**Activity**
Every entry needs to be written out again exactly, with its pictures removed.

(Stored entries)
== Segment start ==
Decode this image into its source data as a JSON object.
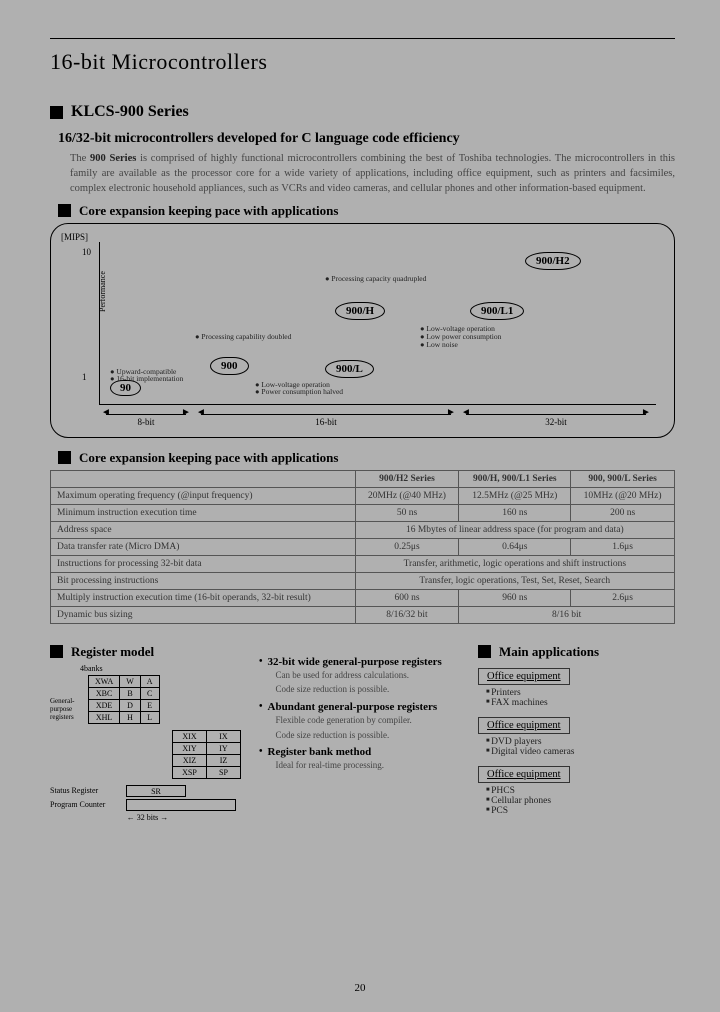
{
  "title": "16-bit Microcontrollers",
  "series_head": "KLCS-900 Series",
  "intro_head": "16/32-bit microcontrollers developed for C language code efficiency",
  "intro_body_pre": "The ",
  "intro_body_bold": "900 Series",
  "intro_body_post": " is comprised of highly functional microcontrollers combining the best of Toshiba technologies. The microcontrollers in this family are available as the processor core for a wide variety of applications, including office equipment, such as printers and facsimiles, complex electronic household appliances, such as VCRs and video cameras, and cellular phones and other information-based equipment.",
  "expand_head": "Core expansion keeping pace with applications",
  "chart_data": {
    "type": "scatter",
    "ylabel_top": "[MIPS]",
    "ylabel_side": "Performance",
    "y_ticks": [
      "1",
      "10"
    ],
    "x_segments": [
      "8-bit",
      "16-bit",
      "32-bit"
    ],
    "nodes": [
      {
        "label": "90"
      },
      {
        "label": "900"
      },
      {
        "label": "900/H"
      },
      {
        "label": "900/L"
      },
      {
        "label": "900/L1"
      },
      {
        "label": "900/H2"
      }
    ],
    "annotations": [
      "Upward-compatible",
      "16-bit implementation",
      "Processing capability doubled",
      "Low-voltage operation",
      "Power consumption halved",
      "Processing capacity quadrupled",
      "Low-voltage operation",
      "Low power consumption",
      "Low noise"
    ]
  },
  "table2_head": "Core expansion keeping pace with applications",
  "table": {
    "cols": [
      "",
      "900/H2 Series",
      "900/H, 900/L1 Series",
      "900, 900/L Series"
    ],
    "rows": [
      [
        "Maximum operating frequency (@input frequency)",
        "20MHz (@40 MHz)",
        "12.5MHz (@25 MHz)",
        "10MHz (@20 MHz)"
      ],
      [
        "Minimum instruction execution time",
        "50 ns",
        "160 ns",
        "200 ns"
      ],
      [
        "Address space",
        {
          "span": 3,
          "v": "16 Mbytes of linear address space (for program and data)"
        }
      ],
      [
        "Data transfer rate (Micro DMA)",
        "0.25μs",
        "0.64μs",
        "1.6μs"
      ],
      [
        "Instructions for processing 32-bit data",
        {
          "span": 3,
          "v": "Transfer, arithmetic, logic operations and shift instructions"
        }
      ],
      [
        "Bit processing instructions",
        {
          "span": 3,
          "v": "Transfer, logic operations, Test, Set, Reset, Search"
        }
      ],
      [
        "Multiply instruction execution time (16-bit operands, 32-bit result)",
        "600 ns",
        "960 ns",
        "2.6μs"
      ],
      [
        "Dynamic bus sizing",
        "8/16/32 bit",
        {
          "span": 2,
          "v": "8/16 bit"
        }
      ]
    ]
  },
  "reg_head": "Register model",
  "reg": {
    "banks": "4banks",
    "rows4": [
      [
        "XWA",
        "W",
        "A"
      ],
      [
        "XBC",
        "B",
        "C"
      ],
      [
        "XDE",
        "D",
        "E"
      ],
      [
        "XHL",
        "H",
        "L"
      ]
    ],
    "gp_label": "General-purpose registers",
    "rows2": [
      [
        "XIX",
        "IX"
      ],
      [
        "XIY",
        "IY"
      ],
      [
        "XIZ",
        "IZ"
      ],
      [
        "XSP",
        "SP"
      ]
    ],
    "sr_label": "Status Register",
    "sr": "SR",
    "pc_label": "Program Counter",
    "width": "32 bits"
  },
  "features": [
    {
      "t": "32-bit wide general-purpose registers",
      "d": [
        "Can be used for address calculations.",
        "Code size reduction is possible."
      ]
    },
    {
      "t": "Abundant general-purpose registers",
      "d": [
        "Flexible code generation by compiler.",
        "Code size reduction is possible."
      ]
    },
    {
      "t": "Register bank method",
      "d": [
        "Ideal for real-time processing."
      ]
    }
  ],
  "apps_head": "Main applications",
  "apps": [
    {
      "box": "Office equipment",
      "items": [
        "Printers",
        "FAX machines"
      ]
    },
    {
      "box": "Office equipment",
      "items": [
        "DVD players",
        "Digital video cameras"
      ]
    },
    {
      "box": "Office equipment",
      "items": [
        "PHCS",
        "Cellular phones",
        "PCS"
      ]
    }
  ],
  "page_num": "20"
}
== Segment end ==
**Reply**
Decode this image into its source data as a JSON object.
{
  "title": "16-bit Microcontrollers",
  "series_head": "KLCS-900 Series",
  "intro_head": "16/32-bit microcontrollers developed for C language code efficiency",
  "intro_body_pre": "The ",
  "intro_body_bold": "900 Series",
  "intro_body_post": " is comprised of highly functional microcontrollers combining the best of Toshiba technologies. The microcontrollers in this family are available as the processor core for a wide variety of applications, including office equipment, such as printers and facsimiles, complex electronic household appliances, such as VCRs and video cameras, and cellular phones and other information-based equipment.",
  "expand_head": "Core expansion keeping pace with applications",
  "chart_data": {
    "type": "scatter",
    "ylabel_top": "[MIPS]",
    "ylabel_side": "Performance",
    "y_ticks": [
      "1",
      "10"
    ],
    "x_segments": [
      "8-bit",
      "16-bit",
      "32-bit"
    ],
    "nodes": [
      {
        "label": "90"
      },
      {
        "label": "900"
      },
      {
        "label": "900/H"
      },
      {
        "label": "900/L"
      },
      {
        "label": "900/L1"
      },
      {
        "label": "900/H2"
      }
    ],
    "annotations": [
      "Upward-compatible",
      "16-bit implementation",
      "Processing capability doubled",
      "Low-voltage operation",
      "Power consumption halved",
      "Processing capacity quadrupled",
      "Low-voltage operation",
      "Low power consumption",
      "Low noise"
    ]
  },
  "table2_head": "Core expansion keeping pace with applications",
  "table": {
    "cols": [
      "",
      "900/H2 Series",
      "900/H, 900/L1 Series",
      "900, 900/L Series"
    ],
    "rows": [
      [
        "Maximum operating frequency (@input frequency)",
        "20MHz (@40 MHz)",
        "12.5MHz (@25 MHz)",
        "10MHz (@20 MHz)"
      ],
      [
        "Minimum instruction execution time",
        "50 ns",
        "160 ns",
        "200 ns"
      ],
      [
        "Address space",
        {
          "span": 3,
          "v": "16 Mbytes of linear address space (for program and data)"
        }
      ],
      [
        "Data transfer rate (Micro DMA)",
        "0.25μs",
        "0.64μs",
        "1.6μs"
      ],
      [
        "Instructions for processing 32-bit data",
        {
          "span": 3,
          "v": "Transfer, arithmetic, logic operations and shift instructions"
        }
      ],
      [
        "Bit processing instructions",
        {
          "span": 3,
          "v": "Transfer, logic operations, Test, Set, Reset, Search"
        }
      ],
      [
        "Multiply instruction execution time (16-bit operands, 32-bit result)",
        "600 ns",
        "960 ns",
        "2.6μs"
      ],
      [
        "Dynamic bus sizing",
        "8/16/32 bit",
        {
          "span": 2,
          "v": "8/16 bit"
        }
      ]
    ]
  },
  "reg_head": "Register model",
  "reg": {
    "banks": "4banks",
    "rows4": [
      [
        "XWA",
        "W",
        "A"
      ],
      [
        "XBC",
        "B",
        "C"
      ],
      [
        "XDE",
        "D",
        "E"
      ],
      [
        "XHL",
        "H",
        "L"
      ]
    ],
    "gp_label": "General-purpose registers",
    "rows2": [
      [
        "XIX",
        "IX"
      ],
      [
        "XIY",
        "IY"
      ],
      [
        "XIZ",
        "IZ"
      ],
      [
        "XSP",
        "SP"
      ]
    ],
    "sr_label": "Status Register",
    "sr": "SR",
    "pc_label": "Program Counter",
    "width": "32 bits"
  },
  "features": [
    {
      "t": "32-bit wide general-purpose registers",
      "d": [
        "Can be used for address calculations.",
        "Code size reduction is possible."
      ]
    },
    {
      "t": "Abundant general-purpose registers",
      "d": [
        "Flexible code generation by compiler.",
        "Code size reduction is possible."
      ]
    },
    {
      "t": "Register bank method",
      "d": [
        "Ideal for real-time processing."
      ]
    }
  ],
  "apps_head": "Main applications",
  "apps": [
    {
      "box": "Office equipment",
      "items": [
        "Printers",
        "FAX machines"
      ]
    },
    {
      "box": "Office equipment",
      "items": [
        "DVD players",
        "Digital video cameras"
      ]
    },
    {
      "box": "Office equipment",
      "items": [
        "PHCS",
        "Cellular phones",
        "PCS"
      ]
    }
  ],
  "page_num": "20"
}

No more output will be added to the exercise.